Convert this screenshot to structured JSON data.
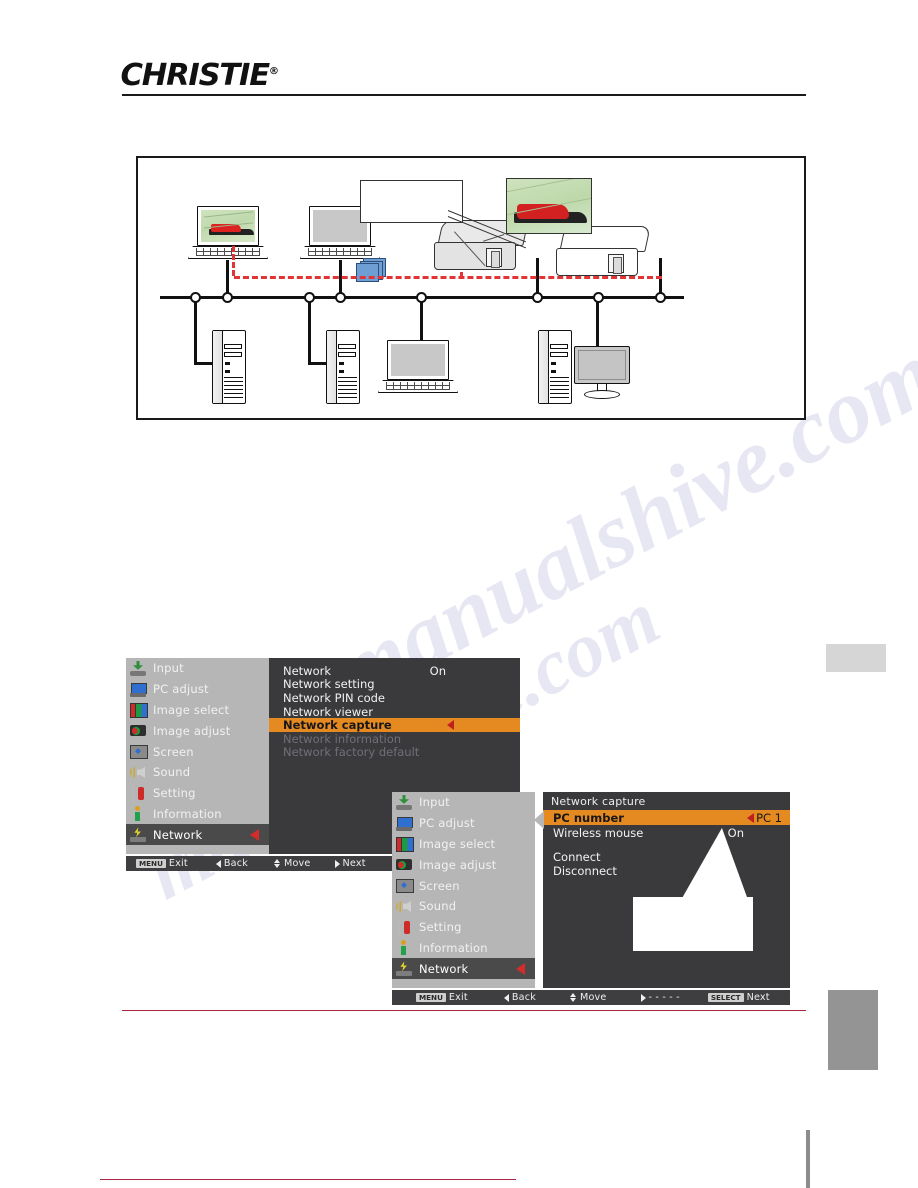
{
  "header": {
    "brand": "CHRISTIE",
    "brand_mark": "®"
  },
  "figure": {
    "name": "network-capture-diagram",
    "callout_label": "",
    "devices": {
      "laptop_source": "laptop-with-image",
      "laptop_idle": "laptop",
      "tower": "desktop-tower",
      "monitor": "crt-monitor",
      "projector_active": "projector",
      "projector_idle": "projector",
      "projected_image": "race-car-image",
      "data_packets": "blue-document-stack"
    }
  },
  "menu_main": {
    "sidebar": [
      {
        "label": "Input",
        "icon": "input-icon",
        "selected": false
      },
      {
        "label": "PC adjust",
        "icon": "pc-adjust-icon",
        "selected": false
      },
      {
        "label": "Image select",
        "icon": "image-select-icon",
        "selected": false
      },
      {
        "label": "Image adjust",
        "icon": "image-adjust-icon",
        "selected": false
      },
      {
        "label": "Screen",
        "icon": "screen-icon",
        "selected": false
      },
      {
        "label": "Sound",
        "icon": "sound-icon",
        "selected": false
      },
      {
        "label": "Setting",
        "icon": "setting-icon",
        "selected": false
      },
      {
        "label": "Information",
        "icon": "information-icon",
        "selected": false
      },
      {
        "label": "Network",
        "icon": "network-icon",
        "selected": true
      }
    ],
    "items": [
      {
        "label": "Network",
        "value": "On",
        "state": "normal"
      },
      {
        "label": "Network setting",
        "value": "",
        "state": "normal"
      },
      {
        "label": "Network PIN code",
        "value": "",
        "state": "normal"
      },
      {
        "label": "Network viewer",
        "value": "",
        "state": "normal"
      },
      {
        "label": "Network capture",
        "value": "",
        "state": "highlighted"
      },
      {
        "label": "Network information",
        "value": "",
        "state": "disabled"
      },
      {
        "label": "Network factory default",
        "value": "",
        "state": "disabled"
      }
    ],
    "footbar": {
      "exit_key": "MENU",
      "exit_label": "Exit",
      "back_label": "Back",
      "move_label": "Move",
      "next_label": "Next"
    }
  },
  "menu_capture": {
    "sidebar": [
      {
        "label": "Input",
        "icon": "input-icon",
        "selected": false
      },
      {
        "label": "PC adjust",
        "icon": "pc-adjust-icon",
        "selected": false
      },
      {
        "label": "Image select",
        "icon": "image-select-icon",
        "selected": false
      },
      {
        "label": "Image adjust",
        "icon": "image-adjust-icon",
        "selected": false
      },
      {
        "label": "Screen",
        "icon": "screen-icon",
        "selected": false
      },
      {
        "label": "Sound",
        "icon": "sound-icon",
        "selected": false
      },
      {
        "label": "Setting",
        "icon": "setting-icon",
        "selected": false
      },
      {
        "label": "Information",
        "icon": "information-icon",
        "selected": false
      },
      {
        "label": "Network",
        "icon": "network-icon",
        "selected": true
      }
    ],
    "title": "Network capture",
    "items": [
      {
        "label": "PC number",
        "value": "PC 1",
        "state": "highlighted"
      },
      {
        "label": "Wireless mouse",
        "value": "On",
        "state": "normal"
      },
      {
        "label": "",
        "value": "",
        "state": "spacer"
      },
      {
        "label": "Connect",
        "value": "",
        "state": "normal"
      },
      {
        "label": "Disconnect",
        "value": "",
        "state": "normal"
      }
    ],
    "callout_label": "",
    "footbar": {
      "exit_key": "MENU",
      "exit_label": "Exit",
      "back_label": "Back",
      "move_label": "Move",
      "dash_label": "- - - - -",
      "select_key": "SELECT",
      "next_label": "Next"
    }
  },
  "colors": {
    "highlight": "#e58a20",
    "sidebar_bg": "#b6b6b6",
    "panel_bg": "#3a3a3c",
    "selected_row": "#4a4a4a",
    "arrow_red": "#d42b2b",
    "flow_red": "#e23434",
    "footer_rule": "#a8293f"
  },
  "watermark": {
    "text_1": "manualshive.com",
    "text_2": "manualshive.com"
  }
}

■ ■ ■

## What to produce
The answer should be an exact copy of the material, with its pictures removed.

## Task output
Convert this screenshot to structured JSON data.
{
  "header": {
    "brand": "CHRISTIE",
    "brand_mark": "®"
  },
  "figure": {
    "name": "network-capture-diagram",
    "callout_label": "",
    "devices": {
      "laptop_source": "laptop-with-image",
      "laptop_idle": "laptop",
      "tower": "desktop-tower",
      "monitor": "crt-monitor",
      "projector_active": "projector",
      "projector_idle": "projector",
      "projected_image": "race-car-image",
      "data_packets": "blue-document-stack"
    }
  },
  "menu_main": {
    "sidebar": [
      {
        "label": "Input",
        "icon": "input-icon",
        "selected": false
      },
      {
        "label": "PC adjust",
        "icon": "pc-adjust-icon",
        "selected": false
      },
      {
        "label": "Image select",
        "icon": "image-select-icon",
        "selected": false
      },
      {
        "label": "Image adjust",
        "icon": "image-adjust-icon",
        "selected": false
      },
      {
        "label": "Screen",
        "icon": "screen-icon",
        "selected": false
      },
      {
        "label": "Sound",
        "icon": "sound-icon",
        "selected": false
      },
      {
        "label": "Setting",
        "icon": "setting-icon",
        "selected": false
      },
      {
        "label": "Information",
        "icon": "information-icon",
        "selected": false
      },
      {
        "label": "Network",
        "icon": "network-icon",
        "selected": true
      }
    ],
    "items": [
      {
        "label": "Network",
        "value": "On",
        "state": "normal"
      },
      {
        "label": "Network setting",
        "value": "",
        "state": "normal"
      },
      {
        "label": "Network PIN code",
        "value": "",
        "state": "normal"
      },
      {
        "label": "Network viewer",
        "value": "",
        "state": "normal"
      },
      {
        "label": "Network capture",
        "value": "",
        "state": "highlighted"
      },
      {
        "label": "Network information",
        "value": "",
        "state": "disabled"
      },
      {
        "label": "Network factory default",
        "value": "",
        "state": "disabled"
      }
    ],
    "footbar": {
      "exit_key": "MENU",
      "exit_label": "Exit",
      "back_label": "Back",
      "move_label": "Move",
      "next_label": "Next"
    }
  },
  "menu_capture": {
    "sidebar": [
      {
        "label": "Input",
        "icon": "input-icon",
        "selected": false
      },
      {
        "label": "PC adjust",
        "icon": "pc-adjust-icon",
        "selected": false
      },
      {
        "label": "Image select",
        "icon": "image-select-icon",
        "selected": false
      },
      {
        "label": "Image adjust",
        "icon": "image-adjust-icon",
        "selected": false
      },
      {
        "label": "Screen",
        "icon": "screen-icon",
        "selected": false
      },
      {
        "label": "Sound",
        "icon": "sound-icon",
        "selected": false
      },
      {
        "label": "Setting",
        "icon": "setting-icon",
        "selected": false
      },
      {
        "label": "Information",
        "icon": "information-icon",
        "selected": false
      },
      {
        "label": "Network",
        "icon": "network-icon",
        "selected": true
      }
    ],
    "title": "Network capture",
    "items": [
      {
        "label": "PC number",
        "value": "PC 1",
        "state": "highlighted"
      },
      {
        "label": "Wireless mouse",
        "value": "On",
        "state": "normal"
      },
      {
        "label": "",
        "value": "",
        "state": "spacer"
      },
      {
        "label": "Connect",
        "value": "",
        "state": "normal"
      },
      {
        "label": "Disconnect",
        "value": "",
        "state": "normal"
      }
    ],
    "callout_label": "",
    "footbar": {
      "exit_key": "MENU",
      "exit_label": "Exit",
      "back_label": "Back",
      "move_label": "Move",
      "dash_label": "- - - - -",
      "select_key": "SELECT",
      "next_label": "Next"
    }
  },
  "colors": {
    "highlight": "#e58a20",
    "sidebar_bg": "#b6b6b6",
    "panel_bg": "#3a3a3c",
    "selected_row": "#4a4a4a",
    "arrow_red": "#d42b2b",
    "flow_red": "#e23434",
    "footer_rule": "#a8293f"
  },
  "watermark": {
    "text_1": "manualshive.com",
    "text_2": "manualshive.com"
  }
}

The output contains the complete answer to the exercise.